In 2013, Israel allowed us to visit Ibrahim. My mother was suffering from several illnesses at the time, but she went with my father to visit him despite her condition. At the end of the visit, my mother got confused on the way to the bus, and the security forces fired next to her. If the prisoners’ families hadn’t intervened and taken her back to the bus, something terrible would probably have happened. It later turned out that my mother has memory loss (Alzheimer's). Since that incident, the occupation authorities have banned her from visiting Ibrahim. My father suffered a stroke and also had to stop visiting. He now uses a wheelchair. It’s been eight years since anyone from the family has visited Ibrahim. I go to the Red Cross offices in Khan Yunis almost every month to apply for a permit for my brothers and me to visit him. Every time, I’m told that Israel refuses to allow the prisoners’ brothers to visit them.

We have no choice but to wire money to Ibrahim through the families of West Bank prisoners, and it’s a complicated and exhausting process. Because we haven’t visited him or brought him clothes for eight years, he’s now forced to buy clothes in the prison canteen, and sometimes he gets hand-me-downs from the families of West Bank prisoners. Now, in the winter, we’re especially worried about him. We’re afraid he’ll be cold and know that clothes are very expensive in prison. Because I can’t see Ibrahim or transfer him clothes and money, I always feel I’m a prisoner just like him. Ibrahim’s children, Bilal (20) and Dunia (21), last visited him when they were little and haven’t seen their dad in nine years. Father asks me every day about Ibrahim and his medical condition, and to make it easier on him I have to lie. I always tell him that Ibrahim’s okay, even though I haven’t heard anything about him.

Testimony of Khadrah a-Sa’idi (69), the mother of prisoner ‘Awwad a-Sa’idi (43):

Khadrah a-Sa’idi. Photo by Khaled al-‘Azayzeh, B'Tselem, 15 Nov. 2021
Khadrah a-Sa’idi. Photo by Khaled al-‘Azayzeh, B'Tselem, 15 Nov. 2021

When my son ‘Awwad was arrested, he was engaged. The Israeli military arrested him on 2 December 2004 at the Abu Huli Checkpoint in the central Gaza Strip, and he was sentenced to 15 years in prison. In 2012, he got into an argument with a prison guard and got four years added to his sentence. In his first years in prison, ‘Awwad’s fiancée and I visited him every other week or so in Nafha Prison. Since then, he’s been transferred between prisons several times and is now back in Nafha. Israel has banned his brothers and sisters from visiting him all along. Since 2017 I haven’t seen ‘Awwad either, because Israel has banned visits to Hamas prisoners from the Gaza Strip. Since the pandemic broke out, Israel has banned visits for all Gazan prisoners. I live with constant worry over my son. I think about him all the time.

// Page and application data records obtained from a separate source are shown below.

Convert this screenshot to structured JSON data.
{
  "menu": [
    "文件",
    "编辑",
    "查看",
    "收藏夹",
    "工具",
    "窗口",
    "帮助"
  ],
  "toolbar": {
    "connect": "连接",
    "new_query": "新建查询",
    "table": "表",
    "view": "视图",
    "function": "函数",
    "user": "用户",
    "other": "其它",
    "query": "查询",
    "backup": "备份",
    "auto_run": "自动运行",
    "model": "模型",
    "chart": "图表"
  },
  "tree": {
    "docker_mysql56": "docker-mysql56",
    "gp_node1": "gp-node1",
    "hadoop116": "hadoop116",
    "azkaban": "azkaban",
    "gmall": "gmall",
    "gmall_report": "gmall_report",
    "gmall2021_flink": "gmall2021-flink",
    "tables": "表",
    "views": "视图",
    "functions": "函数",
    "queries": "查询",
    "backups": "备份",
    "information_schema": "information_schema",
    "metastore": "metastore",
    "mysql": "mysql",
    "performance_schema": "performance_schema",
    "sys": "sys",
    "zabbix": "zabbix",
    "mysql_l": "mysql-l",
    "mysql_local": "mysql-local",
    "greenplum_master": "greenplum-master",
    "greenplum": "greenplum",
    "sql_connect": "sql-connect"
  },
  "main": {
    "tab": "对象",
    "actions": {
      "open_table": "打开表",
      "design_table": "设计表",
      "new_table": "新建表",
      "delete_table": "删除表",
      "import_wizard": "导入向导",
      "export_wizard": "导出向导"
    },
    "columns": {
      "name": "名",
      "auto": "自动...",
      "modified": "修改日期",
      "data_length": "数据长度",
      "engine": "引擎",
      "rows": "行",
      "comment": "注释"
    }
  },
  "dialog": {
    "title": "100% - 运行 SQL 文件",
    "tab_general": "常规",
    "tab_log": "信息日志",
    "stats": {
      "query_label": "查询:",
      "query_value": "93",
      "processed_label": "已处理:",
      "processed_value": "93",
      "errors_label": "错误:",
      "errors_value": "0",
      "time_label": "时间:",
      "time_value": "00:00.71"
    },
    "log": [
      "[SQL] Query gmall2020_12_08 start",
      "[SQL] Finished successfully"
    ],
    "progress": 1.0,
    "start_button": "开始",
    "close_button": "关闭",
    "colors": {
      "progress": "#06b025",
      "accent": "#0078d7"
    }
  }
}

Israel is using the pandemic to prevent visits from Gaza, but it does allow families from the West Bank to visit. It’s irrational discrimination that is meant only to collectively punish Gazans. It has nothing to do with the coronavirus.

When I was still allowed to visit, it was always a very difficult experience. The night before the visit, I couldn’t fall asleep for fear of missing the bus. I’d leave the house at 4:00 A.M. to wait for the bus on the main street. I stood there in the dark, sometimes in stormy weather, in the freezing cold and rain. When we reached Erez Crossing, the torture of the security check would begin. They’d put me through a scanning device again and again, and then again when we arrived at Nafha Prison. Another search, and then another long wait until the guards finished inspecting all the families who had come to visit.